N.H. Education Dept. Defends 'Learn Everywhere' Proposal

Aug 8, 2019

Credit Michael Brindley for NHPR

The New Hampshire Department of Education and members of the state Board of Education are defending their right to approve alternative programs granting credit to high school students, despite objections from lawmakers and educators.

 

The state board voted on Thursday to approve a response from the Department of Education on its proposed program, Learn Everywhere, which would require high schools to grant students for extracurriculars outside of school.

 

The response comes a month after the Joint Legislative Committee on Administrative Rules issued a preliminary objection to Learn Everywhere. The committee maintains it undermined school districts' oversight of curriculum and credits, failed to institute protections and grievance policies for participating students, undermined New Hampshire’s system of credentialing teachers, and misinterpreted a law passed in 2017 giving the state board power to approve “alternative programs for granting credit leading to graduation.”

 

At Thursday's meeting, DOE attorney Richard Sala defended the department's interpretation of this law.

 

“The Department is giving effect to the plain meeting of every one of those words: Alternative programs for granting credit leading to graduation,” Sala said. “Those credits have to lead to graduation.
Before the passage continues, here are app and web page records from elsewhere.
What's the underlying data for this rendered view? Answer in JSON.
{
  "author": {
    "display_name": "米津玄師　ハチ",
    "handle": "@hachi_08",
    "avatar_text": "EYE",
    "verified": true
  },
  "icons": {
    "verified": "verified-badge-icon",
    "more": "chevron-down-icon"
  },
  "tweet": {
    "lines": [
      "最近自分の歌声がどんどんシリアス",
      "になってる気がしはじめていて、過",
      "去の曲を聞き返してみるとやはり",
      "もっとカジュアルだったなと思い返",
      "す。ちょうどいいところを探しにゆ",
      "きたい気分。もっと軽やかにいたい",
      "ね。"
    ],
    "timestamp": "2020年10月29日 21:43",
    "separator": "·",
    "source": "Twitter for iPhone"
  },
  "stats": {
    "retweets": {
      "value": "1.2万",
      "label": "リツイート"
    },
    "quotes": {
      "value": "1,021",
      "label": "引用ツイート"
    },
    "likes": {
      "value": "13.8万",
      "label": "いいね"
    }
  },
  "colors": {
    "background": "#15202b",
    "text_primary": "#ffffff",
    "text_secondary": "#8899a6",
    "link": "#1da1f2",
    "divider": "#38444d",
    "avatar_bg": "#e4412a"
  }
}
That’s the Department’s position: In order to lead to graduation, they have to be applied somewhere.”

 

The DOE says much of the joint legislative committee's critique was based on a misunderstanding of how districts issue credits. In a letter, Commissioner Frank Edelblut wrote:

 

“Awarding credits is not part of a particular curriculum and, in fact, students may be granted credits without ever having experienced a district curriculum, through their demonstration of ‘mastery of graduation requirements.’”

 

Edelblut also defended Learn Everywhere from critics who say it allows uncredentialed teachers to offer classes for credit. He said thousands of students take classes in the Community College System, where professors don’t necessarily hold teaching credentials.

 

The DOE made minor changes to the proposed rules to respond to other concerns raised by the joint legislative committee about special education students and student protections.

 

Members of that committee will review the changes for possible approval in September.